As is often mentioned in the sail tests, we used the manufacturers recommended masts and this is always a good idea. It’s not ‘compulsory’ to use the specific brands’ spars but the correct IMCS and length are critical as these bend characteristics will enable the sail to work most efficiently, twisting away to release a gust and springing back to maintain a regular pull. They’re the masts the sails are developed on so it makes sense to choose the best possible option you can. If not, try some out at your local dealer on both the recommended and your own masts and see what suits you best. We used North Silver booms on each rig set-up with an adjustable outhaul for quick and simple tuning. When you buy a new sail it’s worth checking if the tack pulley/eyelet is compatible with your current extension. Most sails feature a roller pulley but are often designed to work with their own make of extension but not necessarily with the others, therefore, for example the Naish and Severne tack pulley system might not work with, say a North mast extension. We can see why they do it (I call it ‘Apple syndrome’), but wouldn’t it be just wonderful for the consumer to have cross-brand-compatibility?
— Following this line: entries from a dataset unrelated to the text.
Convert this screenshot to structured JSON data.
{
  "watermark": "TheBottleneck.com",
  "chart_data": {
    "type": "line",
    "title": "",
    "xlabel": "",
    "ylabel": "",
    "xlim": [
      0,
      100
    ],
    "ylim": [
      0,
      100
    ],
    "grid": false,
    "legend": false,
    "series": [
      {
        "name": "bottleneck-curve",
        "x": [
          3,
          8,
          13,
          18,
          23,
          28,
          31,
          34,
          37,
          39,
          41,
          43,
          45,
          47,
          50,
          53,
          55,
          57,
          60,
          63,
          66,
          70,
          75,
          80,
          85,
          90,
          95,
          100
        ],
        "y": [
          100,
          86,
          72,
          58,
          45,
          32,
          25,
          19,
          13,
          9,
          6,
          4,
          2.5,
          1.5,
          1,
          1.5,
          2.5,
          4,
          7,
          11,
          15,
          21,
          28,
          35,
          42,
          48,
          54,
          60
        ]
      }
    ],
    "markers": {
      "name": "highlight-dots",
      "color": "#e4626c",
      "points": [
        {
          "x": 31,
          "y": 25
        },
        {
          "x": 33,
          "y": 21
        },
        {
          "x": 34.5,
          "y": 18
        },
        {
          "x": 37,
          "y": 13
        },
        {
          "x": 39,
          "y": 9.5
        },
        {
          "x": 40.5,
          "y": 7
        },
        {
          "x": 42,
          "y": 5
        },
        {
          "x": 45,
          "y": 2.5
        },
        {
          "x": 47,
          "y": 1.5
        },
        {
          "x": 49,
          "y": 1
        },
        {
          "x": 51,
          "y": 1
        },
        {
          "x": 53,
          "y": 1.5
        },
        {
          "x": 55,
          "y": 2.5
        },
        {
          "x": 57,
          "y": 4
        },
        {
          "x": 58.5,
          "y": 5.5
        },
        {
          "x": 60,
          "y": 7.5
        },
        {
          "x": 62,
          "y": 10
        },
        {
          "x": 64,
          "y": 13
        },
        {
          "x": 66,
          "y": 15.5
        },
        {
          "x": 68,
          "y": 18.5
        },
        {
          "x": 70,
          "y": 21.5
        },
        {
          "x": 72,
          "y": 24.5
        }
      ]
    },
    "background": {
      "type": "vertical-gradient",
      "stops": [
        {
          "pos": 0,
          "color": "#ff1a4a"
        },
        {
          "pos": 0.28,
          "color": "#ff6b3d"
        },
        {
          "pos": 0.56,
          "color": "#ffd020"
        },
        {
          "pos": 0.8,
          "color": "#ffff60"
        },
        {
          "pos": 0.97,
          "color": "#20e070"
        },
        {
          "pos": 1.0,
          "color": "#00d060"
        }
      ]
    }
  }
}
You’ll notice in these individual reports that some sails are at the racier end of the spectrum – Gaastra Matrix, RRD evolution, Severne Gator – and some more forgiving – the North Natural, Naish Rally, Goya Nexus and Tushingham Concept, which specialises in powering larger improver boards in lighter wind.
As you make up your mind try to think about whether your priority is learning and improving rapidly, or whether holding onto the sail longer term and more performance is your focus. Enjoy! IH
READ THE INDIVIDUAL REPORTS – to be released over the coming weeks.